According to this definition, the bread is really just a tool to access the goodness that lies within. So, what exactly is that goodness?
In Italy you will find that the concept of the Subway ten-topping sandwich does not exist (with the exception of locations intentionally geared towards tourists). The real Italian panino usually has two, maximum three toppings. This includes lettuce (usually arugula) or any “spread” included. Though it should be noted that the many condiments we “relish” in the US (I couldn’t resist!) – like mayonnaise and the roughly six hundred different kinds of mustard – are very rarely found on Italian panini. The “wet” ingredient is typically melted or spreadable cheese or, even more rarely, a splash of balsamic vinegar. This simplicity is found in most traditional Italian cuisine and stems from the fact that the ingredients are so good they need only be present in small quantities to exhibit their full flavor potential.
Ok. Let’s review.
A panino is a sandwich on a roll or other non-sliced bread. It has a limited set of toppings and those toppings are all delicious. We good?
To ensure a fair competition for our Sandwich Wars we have set a few ground rules:
Rule #1: To keep variables to a minimum, we will only eat sandwiches in the panino format.
Rule #2: We will order according to the menu without any modifications.

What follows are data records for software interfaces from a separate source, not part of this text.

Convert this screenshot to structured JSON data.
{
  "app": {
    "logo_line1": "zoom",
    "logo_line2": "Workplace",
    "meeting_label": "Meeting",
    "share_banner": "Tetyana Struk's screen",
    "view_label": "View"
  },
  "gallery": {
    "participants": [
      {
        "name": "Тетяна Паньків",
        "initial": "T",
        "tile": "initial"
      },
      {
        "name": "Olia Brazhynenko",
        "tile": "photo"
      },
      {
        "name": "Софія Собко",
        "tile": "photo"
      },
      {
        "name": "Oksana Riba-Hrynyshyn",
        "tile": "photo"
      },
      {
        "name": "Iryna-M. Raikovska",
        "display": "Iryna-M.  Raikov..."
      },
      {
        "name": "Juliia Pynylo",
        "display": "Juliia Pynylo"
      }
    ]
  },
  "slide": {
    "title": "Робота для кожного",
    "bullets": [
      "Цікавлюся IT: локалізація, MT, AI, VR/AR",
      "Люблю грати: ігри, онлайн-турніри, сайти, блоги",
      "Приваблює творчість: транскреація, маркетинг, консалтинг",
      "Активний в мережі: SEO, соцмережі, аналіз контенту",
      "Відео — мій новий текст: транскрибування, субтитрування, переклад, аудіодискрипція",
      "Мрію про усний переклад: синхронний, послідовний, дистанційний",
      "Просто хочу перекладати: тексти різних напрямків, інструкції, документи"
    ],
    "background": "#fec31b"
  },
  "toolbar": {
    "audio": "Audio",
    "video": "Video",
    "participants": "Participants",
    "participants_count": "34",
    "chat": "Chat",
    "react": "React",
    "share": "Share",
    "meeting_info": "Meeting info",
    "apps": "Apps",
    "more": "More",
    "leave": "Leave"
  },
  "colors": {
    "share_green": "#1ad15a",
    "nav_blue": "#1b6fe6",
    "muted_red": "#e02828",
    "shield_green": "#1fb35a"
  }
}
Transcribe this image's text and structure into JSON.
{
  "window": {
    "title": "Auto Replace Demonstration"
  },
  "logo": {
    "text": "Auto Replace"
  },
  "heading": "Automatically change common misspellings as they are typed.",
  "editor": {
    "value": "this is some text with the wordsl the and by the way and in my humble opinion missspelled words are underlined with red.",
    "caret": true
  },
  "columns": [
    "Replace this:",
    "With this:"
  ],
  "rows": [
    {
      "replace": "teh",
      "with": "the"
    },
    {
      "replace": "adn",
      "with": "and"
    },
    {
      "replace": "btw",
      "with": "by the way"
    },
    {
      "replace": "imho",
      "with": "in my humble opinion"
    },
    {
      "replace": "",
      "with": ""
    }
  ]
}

Rule #3: We will score based on the following three distinct categories only:
1.Taste (Is the bread good? What is going between those two pieces of bread and do we approve?) First category is out of 10 points.
2.Cost (self explanatory). Second category is out of 5 points.
3.Location and general experience (Since most locations will have no tables, the real question is how nice is their particular stretch of sidewalk. Also, how nice are the sandwich makers…if that matters to you.*) Third category is out of 5 points.
*Disclaimer for category #3: we have no real expectations in the “are they nice” classification since (as has been stated in previous posts), contrary to American sensibilities, the ruder the people, the better the food. Enjoy!
Onto the first Battle!
(By the way, if you want the full history of how bread came to be the bearer of such delicious and surprising gifts betwixt its faces, see our friends at wiki. Honestly, check out the gallery. I never realized how many different forms this wonderful food innovation could come in!)